Records contained in a dataset
⁂

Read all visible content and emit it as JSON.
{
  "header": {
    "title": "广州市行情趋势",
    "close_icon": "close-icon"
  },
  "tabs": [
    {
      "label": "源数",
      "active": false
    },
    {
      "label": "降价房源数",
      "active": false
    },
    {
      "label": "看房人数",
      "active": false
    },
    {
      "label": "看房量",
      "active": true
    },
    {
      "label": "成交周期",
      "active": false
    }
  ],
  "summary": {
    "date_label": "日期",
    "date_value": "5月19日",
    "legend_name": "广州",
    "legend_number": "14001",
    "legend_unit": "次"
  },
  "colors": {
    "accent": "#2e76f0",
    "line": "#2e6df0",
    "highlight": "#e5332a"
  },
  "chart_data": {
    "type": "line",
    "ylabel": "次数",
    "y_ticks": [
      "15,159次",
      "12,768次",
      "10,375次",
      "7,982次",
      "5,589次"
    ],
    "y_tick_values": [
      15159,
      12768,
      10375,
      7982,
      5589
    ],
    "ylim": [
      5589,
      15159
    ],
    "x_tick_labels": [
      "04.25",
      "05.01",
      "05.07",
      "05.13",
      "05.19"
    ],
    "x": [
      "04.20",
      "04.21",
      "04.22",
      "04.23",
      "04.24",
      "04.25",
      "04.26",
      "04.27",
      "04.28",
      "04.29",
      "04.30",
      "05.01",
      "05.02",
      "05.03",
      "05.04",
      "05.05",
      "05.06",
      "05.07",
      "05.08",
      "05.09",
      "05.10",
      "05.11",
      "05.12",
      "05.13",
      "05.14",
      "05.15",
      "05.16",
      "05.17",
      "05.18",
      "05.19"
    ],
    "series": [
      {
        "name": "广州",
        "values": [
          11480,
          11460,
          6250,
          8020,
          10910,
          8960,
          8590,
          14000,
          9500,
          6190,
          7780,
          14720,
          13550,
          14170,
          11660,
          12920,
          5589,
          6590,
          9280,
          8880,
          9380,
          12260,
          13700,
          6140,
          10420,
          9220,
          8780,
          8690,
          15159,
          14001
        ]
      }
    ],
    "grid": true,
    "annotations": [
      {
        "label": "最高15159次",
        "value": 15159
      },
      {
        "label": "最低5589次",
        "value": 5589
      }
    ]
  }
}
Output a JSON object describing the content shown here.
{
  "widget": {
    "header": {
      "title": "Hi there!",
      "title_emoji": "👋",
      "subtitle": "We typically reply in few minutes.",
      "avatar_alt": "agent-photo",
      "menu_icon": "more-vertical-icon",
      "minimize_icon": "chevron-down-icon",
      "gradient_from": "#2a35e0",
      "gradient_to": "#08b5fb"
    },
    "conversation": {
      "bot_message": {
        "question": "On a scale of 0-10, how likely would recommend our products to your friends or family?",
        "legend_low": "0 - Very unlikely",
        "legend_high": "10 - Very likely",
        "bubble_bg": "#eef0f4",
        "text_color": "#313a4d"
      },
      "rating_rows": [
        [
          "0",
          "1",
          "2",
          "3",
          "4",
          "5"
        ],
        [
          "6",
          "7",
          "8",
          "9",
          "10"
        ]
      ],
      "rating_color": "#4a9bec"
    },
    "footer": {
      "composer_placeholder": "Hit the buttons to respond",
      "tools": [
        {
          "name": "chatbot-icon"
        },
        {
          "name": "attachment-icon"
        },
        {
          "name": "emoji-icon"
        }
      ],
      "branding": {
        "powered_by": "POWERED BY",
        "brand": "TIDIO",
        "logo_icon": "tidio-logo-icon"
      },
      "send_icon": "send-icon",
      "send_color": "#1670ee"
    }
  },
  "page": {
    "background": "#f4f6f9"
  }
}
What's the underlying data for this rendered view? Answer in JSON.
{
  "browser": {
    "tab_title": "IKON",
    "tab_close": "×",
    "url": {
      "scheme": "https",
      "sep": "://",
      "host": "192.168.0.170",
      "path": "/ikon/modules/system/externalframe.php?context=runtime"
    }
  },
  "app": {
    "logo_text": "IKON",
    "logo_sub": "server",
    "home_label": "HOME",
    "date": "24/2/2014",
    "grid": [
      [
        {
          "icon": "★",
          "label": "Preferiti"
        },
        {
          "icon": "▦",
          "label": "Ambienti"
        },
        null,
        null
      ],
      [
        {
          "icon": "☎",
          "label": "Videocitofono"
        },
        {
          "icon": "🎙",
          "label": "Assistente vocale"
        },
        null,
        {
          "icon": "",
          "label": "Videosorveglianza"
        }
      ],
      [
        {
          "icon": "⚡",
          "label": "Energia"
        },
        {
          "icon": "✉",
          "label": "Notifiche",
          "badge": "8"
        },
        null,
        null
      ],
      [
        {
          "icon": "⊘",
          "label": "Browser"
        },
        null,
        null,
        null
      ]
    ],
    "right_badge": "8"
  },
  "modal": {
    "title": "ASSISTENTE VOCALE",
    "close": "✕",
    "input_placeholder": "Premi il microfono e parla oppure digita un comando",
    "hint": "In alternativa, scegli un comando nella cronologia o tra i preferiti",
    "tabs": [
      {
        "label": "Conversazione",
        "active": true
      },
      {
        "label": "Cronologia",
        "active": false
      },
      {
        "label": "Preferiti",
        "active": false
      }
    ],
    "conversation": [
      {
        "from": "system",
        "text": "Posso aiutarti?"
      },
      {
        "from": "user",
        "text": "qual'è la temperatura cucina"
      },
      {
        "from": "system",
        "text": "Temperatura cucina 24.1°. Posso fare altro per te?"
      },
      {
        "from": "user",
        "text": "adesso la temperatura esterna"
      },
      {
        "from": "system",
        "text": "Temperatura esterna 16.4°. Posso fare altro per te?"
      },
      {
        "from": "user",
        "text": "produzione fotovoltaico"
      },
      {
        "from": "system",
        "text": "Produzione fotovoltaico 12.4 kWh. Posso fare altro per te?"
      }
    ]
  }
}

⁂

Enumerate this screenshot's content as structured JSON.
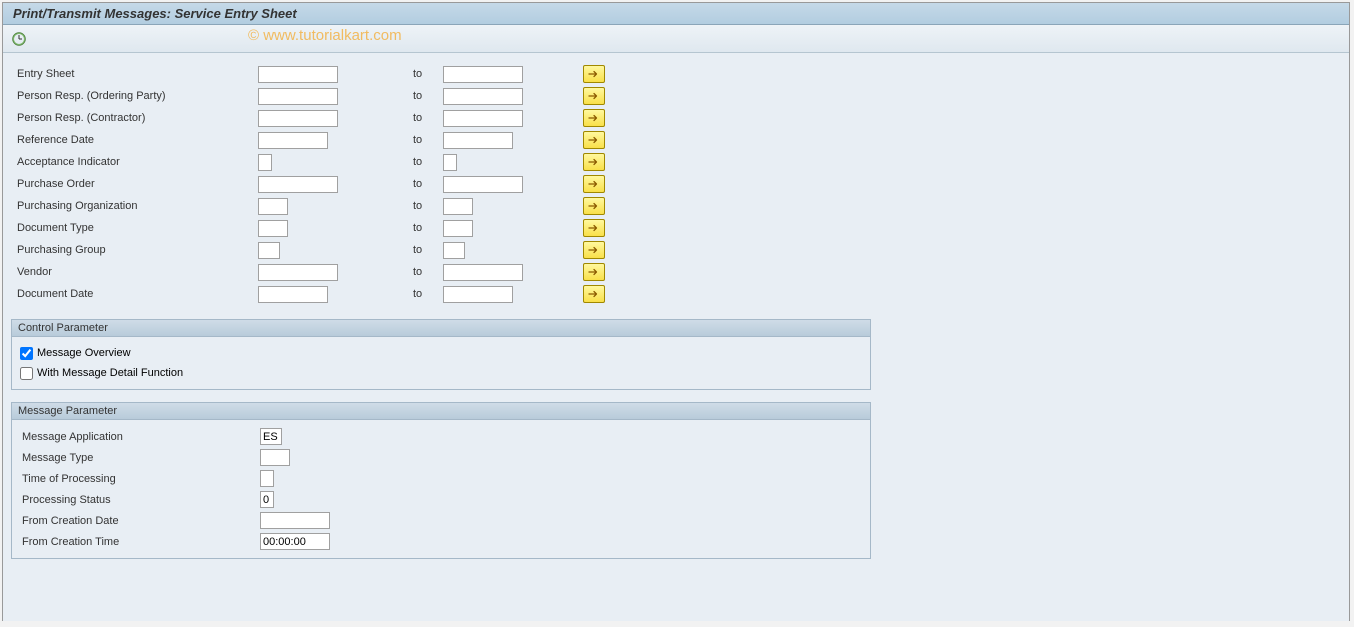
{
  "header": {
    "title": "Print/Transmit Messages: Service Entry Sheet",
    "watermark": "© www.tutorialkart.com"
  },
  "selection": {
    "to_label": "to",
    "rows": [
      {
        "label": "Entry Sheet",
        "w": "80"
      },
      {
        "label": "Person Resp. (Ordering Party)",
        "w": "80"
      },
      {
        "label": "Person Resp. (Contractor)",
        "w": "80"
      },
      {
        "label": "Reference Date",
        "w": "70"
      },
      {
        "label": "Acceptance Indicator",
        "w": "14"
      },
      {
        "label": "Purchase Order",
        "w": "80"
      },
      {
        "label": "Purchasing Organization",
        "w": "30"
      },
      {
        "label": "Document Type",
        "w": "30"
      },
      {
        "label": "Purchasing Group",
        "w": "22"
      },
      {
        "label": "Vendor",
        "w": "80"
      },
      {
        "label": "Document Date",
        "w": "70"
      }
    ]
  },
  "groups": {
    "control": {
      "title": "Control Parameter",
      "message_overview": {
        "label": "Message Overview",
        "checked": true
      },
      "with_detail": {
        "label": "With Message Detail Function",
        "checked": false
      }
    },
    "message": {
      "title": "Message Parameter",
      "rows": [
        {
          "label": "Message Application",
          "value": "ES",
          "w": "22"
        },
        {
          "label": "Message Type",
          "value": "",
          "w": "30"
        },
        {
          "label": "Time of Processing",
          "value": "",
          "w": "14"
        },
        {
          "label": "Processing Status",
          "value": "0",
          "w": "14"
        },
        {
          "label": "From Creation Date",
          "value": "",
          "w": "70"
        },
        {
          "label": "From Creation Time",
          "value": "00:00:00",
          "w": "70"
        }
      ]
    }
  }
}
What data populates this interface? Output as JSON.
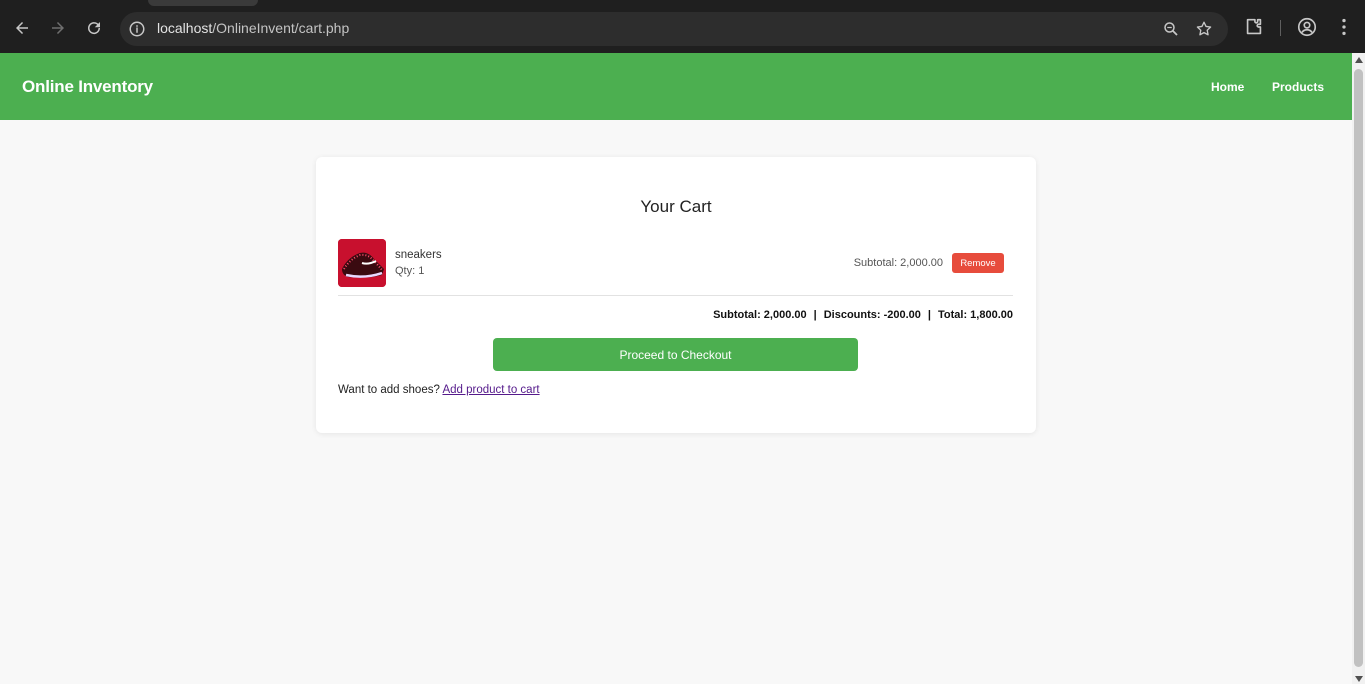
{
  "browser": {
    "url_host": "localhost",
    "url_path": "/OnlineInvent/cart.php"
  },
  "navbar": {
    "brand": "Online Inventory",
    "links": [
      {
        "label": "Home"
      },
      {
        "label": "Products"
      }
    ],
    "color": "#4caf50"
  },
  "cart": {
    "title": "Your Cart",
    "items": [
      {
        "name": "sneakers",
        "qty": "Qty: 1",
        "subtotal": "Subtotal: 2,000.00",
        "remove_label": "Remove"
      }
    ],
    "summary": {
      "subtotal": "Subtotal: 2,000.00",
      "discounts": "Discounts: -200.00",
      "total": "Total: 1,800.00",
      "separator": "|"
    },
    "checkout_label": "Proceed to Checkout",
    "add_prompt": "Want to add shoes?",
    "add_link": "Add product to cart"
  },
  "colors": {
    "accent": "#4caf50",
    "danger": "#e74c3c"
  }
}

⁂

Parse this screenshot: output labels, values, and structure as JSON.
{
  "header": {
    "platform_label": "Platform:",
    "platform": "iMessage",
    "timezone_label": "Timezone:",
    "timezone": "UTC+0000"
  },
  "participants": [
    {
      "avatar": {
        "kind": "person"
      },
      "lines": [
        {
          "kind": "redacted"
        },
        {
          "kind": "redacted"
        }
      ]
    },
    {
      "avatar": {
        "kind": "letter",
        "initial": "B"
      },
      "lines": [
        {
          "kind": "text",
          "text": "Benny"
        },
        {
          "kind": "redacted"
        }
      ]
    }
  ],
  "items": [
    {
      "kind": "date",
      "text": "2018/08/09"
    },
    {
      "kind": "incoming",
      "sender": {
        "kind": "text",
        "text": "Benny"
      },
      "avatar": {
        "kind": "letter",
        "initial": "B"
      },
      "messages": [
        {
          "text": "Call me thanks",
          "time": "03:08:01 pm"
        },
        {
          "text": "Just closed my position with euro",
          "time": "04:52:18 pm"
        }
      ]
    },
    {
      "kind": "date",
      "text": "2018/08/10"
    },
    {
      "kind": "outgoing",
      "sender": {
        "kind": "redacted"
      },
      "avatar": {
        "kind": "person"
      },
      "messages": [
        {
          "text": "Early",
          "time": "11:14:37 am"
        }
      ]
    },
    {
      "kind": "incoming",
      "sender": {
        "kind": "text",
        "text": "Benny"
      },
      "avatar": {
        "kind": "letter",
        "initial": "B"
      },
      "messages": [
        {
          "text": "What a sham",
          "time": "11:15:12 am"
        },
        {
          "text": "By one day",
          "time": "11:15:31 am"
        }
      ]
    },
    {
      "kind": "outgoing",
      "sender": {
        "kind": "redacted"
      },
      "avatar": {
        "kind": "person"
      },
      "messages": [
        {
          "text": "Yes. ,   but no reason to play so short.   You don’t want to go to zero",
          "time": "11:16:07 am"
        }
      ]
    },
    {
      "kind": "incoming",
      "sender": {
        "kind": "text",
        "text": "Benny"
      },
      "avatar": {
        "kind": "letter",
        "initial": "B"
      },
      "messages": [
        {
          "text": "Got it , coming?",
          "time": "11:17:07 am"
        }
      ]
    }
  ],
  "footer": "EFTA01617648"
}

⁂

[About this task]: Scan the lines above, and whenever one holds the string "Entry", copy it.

[Response area]:
    "title": "Print/Transmit Messages: Service Entry Sheet",
        "label": "Entry Sheet",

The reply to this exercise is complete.